The quilt is very well used and had been sitting in a garage for some time. The first step was to wash it in tepid water and some Synthropol ( a mild detergent).
I then spun it to remove as much water as possible and laid it flat on polythene on the floor, turning as often as possible.
The quilt is similar pink cotton sateen on both sides. It has some typical patterns on it - a central medallion with a four lobed flower surrounded by spirals - more spirals - chevrons - triangles filled with spirals.
A closer look at the centre of the quilt.
You can see how worn it is at one end, where the worn white woollen blanket peeps through. The ends and corners of a quilt always receive the most wear.
Enid's mother lived with her grandmother who was named Mary Elizabeth Jones. Mary belonged to the Pontardulais group, near Swansea, who quilted commercially for the RIB (Rural Industries Board) in the Depression. Mary helped to make quilts for the Claridges order.
Both grandmother and mother went to classes in the 50's - taken by her aunt Eira Rees. Mostly small items such as cushions were made. Her father made the frames and took them to the classes.
The family still retains the nicest quilt.
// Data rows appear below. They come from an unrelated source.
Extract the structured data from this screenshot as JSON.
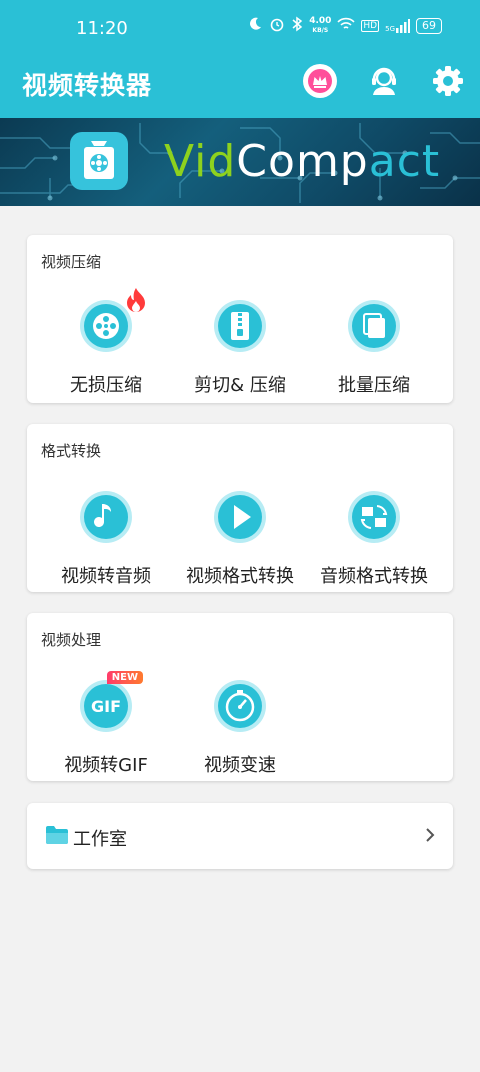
{
  "status_bar": {
    "time": "11:20",
    "net_speed": "4.00",
    "net_unit": "KB/S",
    "hd": "HD",
    "signal": "5G",
    "battery": "69"
  },
  "app_bar": {
    "title": "视频转换器",
    "icons": [
      "crown-icon",
      "support-icon",
      "gear-icon"
    ]
  },
  "banner": {
    "brand_part1": "Vid",
    "brand_part2": "Comp",
    "brand_part3": "act"
  },
  "sections": {
    "compress": {
      "title": "视频压缩",
      "items": [
        {
          "label": "无损压缩",
          "icon": "film-reel-icon",
          "hot": true
        },
        {
          "label": "剪切& 压缩",
          "icon": "zipper-icon"
        },
        {
          "label": "批量压缩",
          "icon": "copy-stack-icon"
        }
      ]
    },
    "format": {
      "title": "格式转换",
      "items": [
        {
          "label": "视频转音频",
          "icon": "music-note-icon"
        },
        {
          "label": "视频格式转换",
          "icon": "play-icon"
        },
        {
          "label": "音频格式转换",
          "icon": "convert-icon"
        }
      ]
    },
    "process": {
      "title": "视频处理",
      "items": [
        {
          "label": "视频转GIF",
          "icon": "gif-icon",
          "badge": "NEW",
          "icon_text": "GIF"
        },
        {
          "label": "视频变速",
          "icon": "speedometer-icon"
        }
      ]
    }
  },
  "workshop": {
    "label": "工作室"
  },
  "colors": {
    "primary": "#2ac0d6",
    "icon_ring": "#5fd3e4",
    "hot": "#ff3b3b",
    "background": "#f2f2f2"
  }
}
Other quilts and narrow loom blankets were sold to Jen Jones. This quilt had been in the garage for many months. It is old and the family doesn't really know who made it.
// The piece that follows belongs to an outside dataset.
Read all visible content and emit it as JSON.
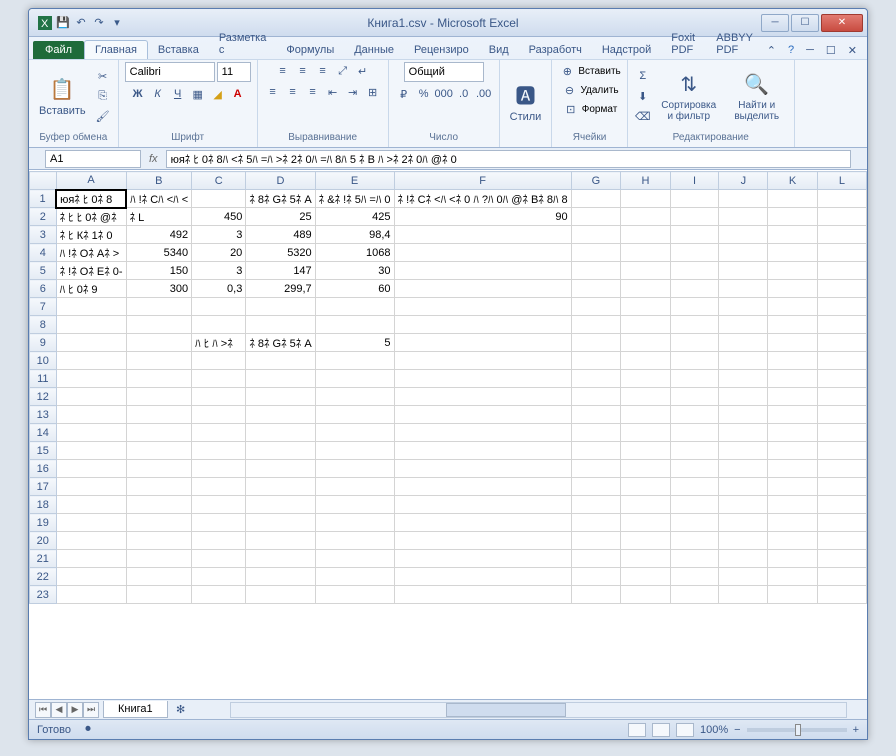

The quilt measures 64 x 78 inches and is of interest because it is very typical of the type of quilt that would have commonly been used on beds at the turn of the century. Many thanks to the family for giving me this quilt.